09 Nov How Does Real Estate Fit Into The Green Movement?
While the answer the publication gives is more focused on house hold products, I think there are some distinct similarities with the housing market to discuss. It appears that consumers are starting to slightly abandon the idea of sustainable products for different reasons. There are three distinct skepticisms of green products as reported by Advertising Age. These include the idea that green alternatives are too expensive, they don’t work as well, and they aren’t really that much better for the environment. Each experienced a multiple point increase from 2008 surveys.
What does this mean for the housing market? While consumer attitudes are similar when it comes to sustainability, buying a home and buying detergent are two different things. While you may think that a sustainable lifestyle would encourage both, it doesn’t. The truth is that most sustainable homes will be bought with cost savings in mind. The three complaints listed above reinforce the need for tangible proof of energy savings, cost savings, and environmental benefits for new homes. If I decide to buy “green” dishwasher detergent I will be doing so with the idea of health and environmental consciousness in mind. I am not doing it to save money. This is the difference in the housing market. While buyers definitely want a healthy and environmentally friendly home, it really comes to the money saved on energy.

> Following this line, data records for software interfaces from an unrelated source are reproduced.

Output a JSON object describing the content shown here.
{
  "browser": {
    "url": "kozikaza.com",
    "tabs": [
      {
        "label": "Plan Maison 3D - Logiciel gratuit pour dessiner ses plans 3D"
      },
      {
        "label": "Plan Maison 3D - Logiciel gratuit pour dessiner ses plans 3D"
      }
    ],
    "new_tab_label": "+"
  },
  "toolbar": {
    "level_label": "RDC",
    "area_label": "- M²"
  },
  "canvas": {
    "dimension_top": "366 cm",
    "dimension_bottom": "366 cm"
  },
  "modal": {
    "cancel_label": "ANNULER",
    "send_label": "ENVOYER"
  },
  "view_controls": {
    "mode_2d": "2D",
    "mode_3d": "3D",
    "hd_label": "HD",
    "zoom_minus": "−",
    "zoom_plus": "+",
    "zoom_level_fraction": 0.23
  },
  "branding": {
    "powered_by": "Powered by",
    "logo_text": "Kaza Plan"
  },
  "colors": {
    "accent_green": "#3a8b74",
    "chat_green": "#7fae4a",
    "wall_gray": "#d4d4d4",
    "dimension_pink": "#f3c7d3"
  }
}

A big problem with sustainable packaging and their claims right now has a lot to do with lofty claims that can’t be measured. Consumers need to be shown exactly where they will be saving energy, saving money, and reducing emissions. A claim isn’t enough as most of these sustainable products come at a greater cost to consumers. Homebuilders must be able to stress both the environmental benefits and money saving benefits equally. This along with a credible seal of approval like LEED or EarthCraft certification are necessary in today’s and tomorrow’s markets.